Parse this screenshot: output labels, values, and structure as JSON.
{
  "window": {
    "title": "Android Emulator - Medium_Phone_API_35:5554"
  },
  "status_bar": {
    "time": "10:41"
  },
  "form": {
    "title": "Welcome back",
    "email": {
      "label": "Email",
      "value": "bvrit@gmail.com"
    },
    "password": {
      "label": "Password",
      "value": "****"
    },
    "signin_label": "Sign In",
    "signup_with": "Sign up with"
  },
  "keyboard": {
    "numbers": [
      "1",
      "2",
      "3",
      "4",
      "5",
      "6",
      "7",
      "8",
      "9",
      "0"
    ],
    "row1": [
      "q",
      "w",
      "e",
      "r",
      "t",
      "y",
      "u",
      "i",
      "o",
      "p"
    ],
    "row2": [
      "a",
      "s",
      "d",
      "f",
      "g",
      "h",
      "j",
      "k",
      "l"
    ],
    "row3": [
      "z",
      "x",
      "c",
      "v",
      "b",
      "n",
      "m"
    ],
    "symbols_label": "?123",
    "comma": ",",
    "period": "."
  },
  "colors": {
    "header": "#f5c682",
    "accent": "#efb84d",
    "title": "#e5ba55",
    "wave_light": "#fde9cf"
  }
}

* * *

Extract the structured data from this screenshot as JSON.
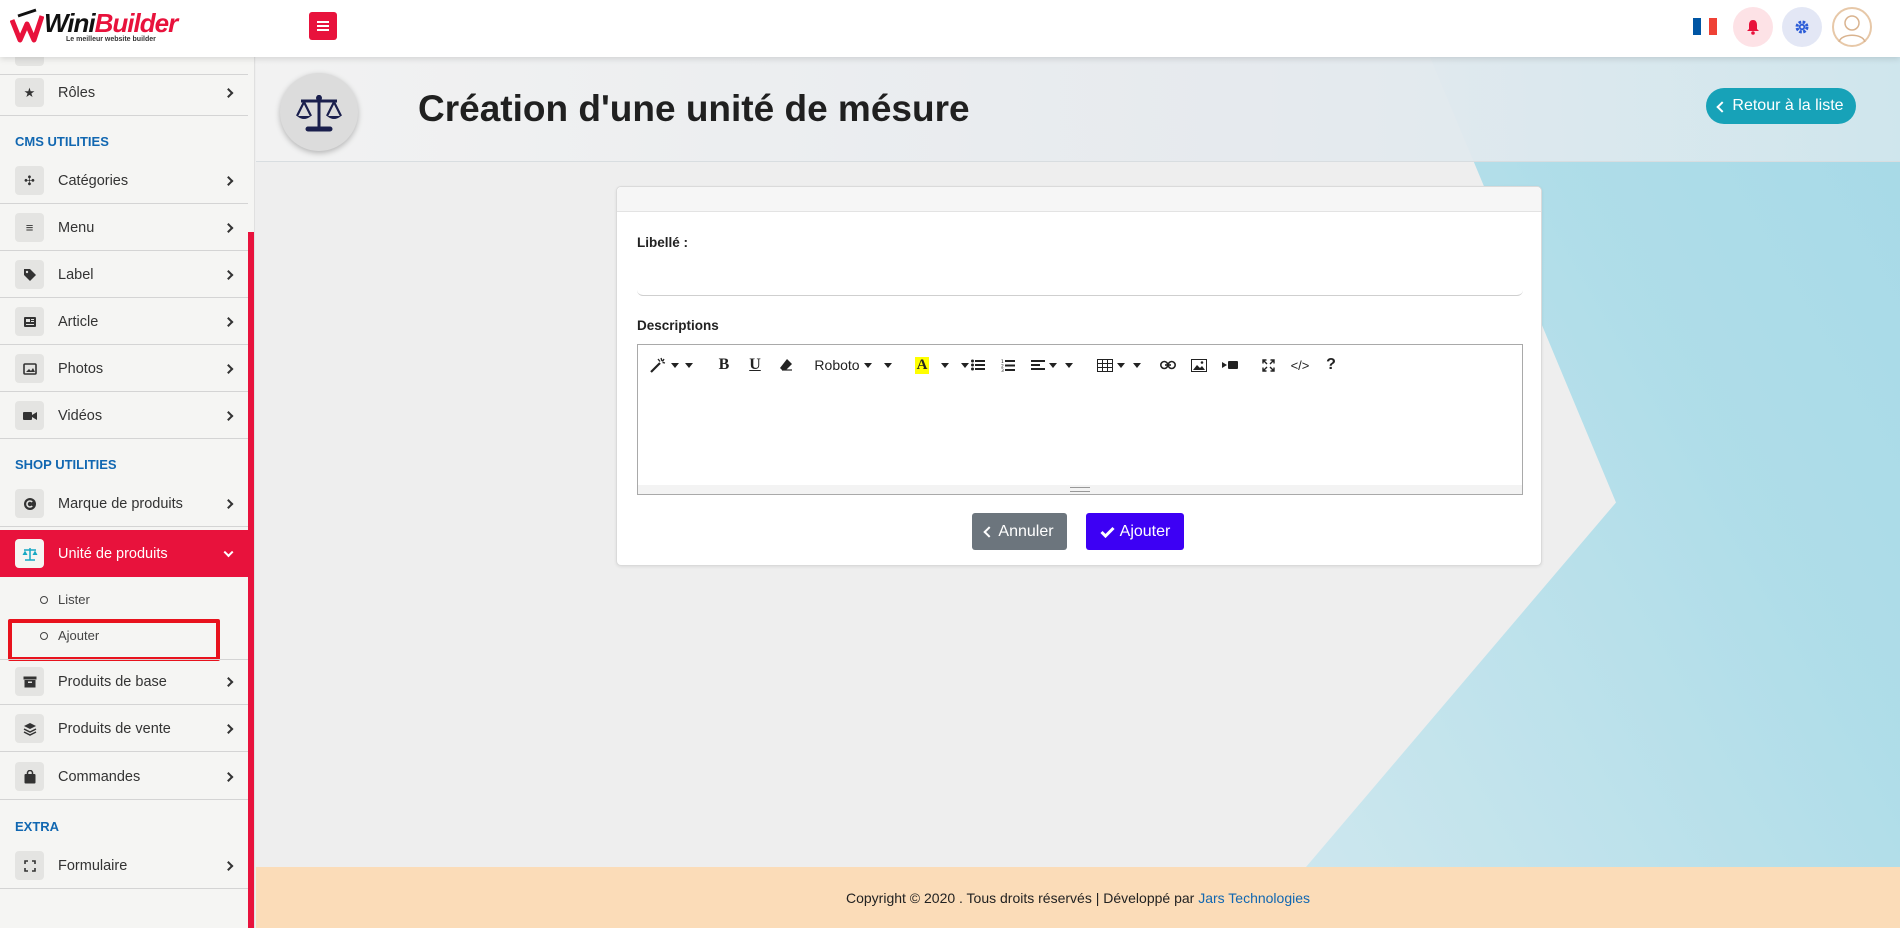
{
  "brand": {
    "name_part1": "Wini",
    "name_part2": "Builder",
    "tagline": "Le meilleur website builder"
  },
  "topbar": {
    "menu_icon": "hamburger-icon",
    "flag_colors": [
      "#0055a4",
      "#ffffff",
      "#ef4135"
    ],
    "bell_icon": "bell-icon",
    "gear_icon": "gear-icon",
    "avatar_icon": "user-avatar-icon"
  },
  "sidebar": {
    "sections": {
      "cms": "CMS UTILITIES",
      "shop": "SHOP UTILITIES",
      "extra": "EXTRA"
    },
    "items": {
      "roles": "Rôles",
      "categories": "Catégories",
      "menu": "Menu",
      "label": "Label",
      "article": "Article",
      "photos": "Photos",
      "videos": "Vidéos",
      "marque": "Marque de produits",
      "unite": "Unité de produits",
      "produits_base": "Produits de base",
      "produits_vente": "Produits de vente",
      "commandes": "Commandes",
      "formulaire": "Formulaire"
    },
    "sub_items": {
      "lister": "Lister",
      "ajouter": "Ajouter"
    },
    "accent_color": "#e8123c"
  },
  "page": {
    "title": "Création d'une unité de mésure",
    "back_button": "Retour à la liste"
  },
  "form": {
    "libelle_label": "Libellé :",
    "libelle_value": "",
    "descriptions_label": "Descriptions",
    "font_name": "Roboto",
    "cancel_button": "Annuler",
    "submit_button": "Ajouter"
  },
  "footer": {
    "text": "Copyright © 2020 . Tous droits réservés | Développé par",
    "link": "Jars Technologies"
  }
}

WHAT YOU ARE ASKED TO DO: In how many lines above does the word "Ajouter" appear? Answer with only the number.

RESPONSE FOR THIS EXERCISE: 2